Pierre Curie (15 May 1859 – 19 April 1906) was a French physicist. He was awarded the Nobel Prize in Physics in 1903.
Life and Career
He was born on 15 May 1859, in Paris, France. He received his early education at the municipal school in Paris, where he showed a great interest in science and mathematics. He then attended the Sorbonne in Paris, where he studied physics and mathematics. In 1878, Curie graduated with a degree in physics, and in 1880, he earned his doctorate in physics from the same institution.
In 1895, Curie, along with his wife Marie Curie, discovered the phenomenon of radioactivity while studying uranium compounds. They went on to discover two new elements, polonium, and radium, and for their work in this field, they were jointly awarded the Nobel Prize in Physics in 1903, along with Henri Becquerel.

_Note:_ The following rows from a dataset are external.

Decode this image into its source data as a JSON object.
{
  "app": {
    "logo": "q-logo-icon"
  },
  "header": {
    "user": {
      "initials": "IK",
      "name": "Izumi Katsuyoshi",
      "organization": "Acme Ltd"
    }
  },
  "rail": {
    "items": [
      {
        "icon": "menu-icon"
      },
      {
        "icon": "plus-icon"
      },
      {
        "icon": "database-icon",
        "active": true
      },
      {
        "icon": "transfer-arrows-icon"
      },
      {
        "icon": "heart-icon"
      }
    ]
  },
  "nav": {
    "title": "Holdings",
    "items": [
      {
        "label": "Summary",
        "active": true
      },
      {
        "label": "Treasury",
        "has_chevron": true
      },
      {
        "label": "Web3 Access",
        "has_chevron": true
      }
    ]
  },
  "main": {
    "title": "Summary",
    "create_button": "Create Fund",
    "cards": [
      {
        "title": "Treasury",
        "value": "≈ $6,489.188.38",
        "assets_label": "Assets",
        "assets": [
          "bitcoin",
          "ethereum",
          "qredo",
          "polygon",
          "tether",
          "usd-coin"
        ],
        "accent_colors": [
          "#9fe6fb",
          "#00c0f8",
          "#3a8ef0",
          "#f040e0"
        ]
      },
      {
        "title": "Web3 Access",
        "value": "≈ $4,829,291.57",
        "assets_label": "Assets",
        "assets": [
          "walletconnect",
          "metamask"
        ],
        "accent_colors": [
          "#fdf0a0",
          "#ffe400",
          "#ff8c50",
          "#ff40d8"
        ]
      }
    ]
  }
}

In addition to his work on radioactivity, he made significant contributions to the study of magnetism and electricity. He developed a theory of magnetism that explained the relationship between magnetic properties and temperature. He also discovered the phenomenon of piezoelectricity, which occurs when a crystal generates an electric field in response to mechanical stress.
His work on magnetism and electricity laid the foundation for many important technologies, such as the electric motor. He also made important contributions to the study of crystallography, which is the study of the structure of crystals. Curie’s research in this field helped to explain the symmetry and other properties of crystals, and his work laid the foundation for the development of X-ray crystallography, which has been used to determine the structures of many important molecules, including DNA.
He died on 19 April 1906, in Paris, France.
Award and Legacy
He was awarded the Nobel Prize in Physics in 1903, along with Henri Becquerel.
He was posthumously awarded the Davy Medal by the Royal Society of London in 1908 for his contributions to the field of physics. In 1995, his name was added to the Eiffel Tower along with 71 other French scientists and engineers.
His legacy is significant. His work with his wife Marie paved the way for many future discoveries in the field of nuclear physics. The Curies’ research on radiation was instrumental in the development of X-rays and radiation therapy, which have saved countless lives.
Overall, Pierre Curie’s life and work have had a profound impact on the field of physics and his contributions will continue to be celebrated for many years.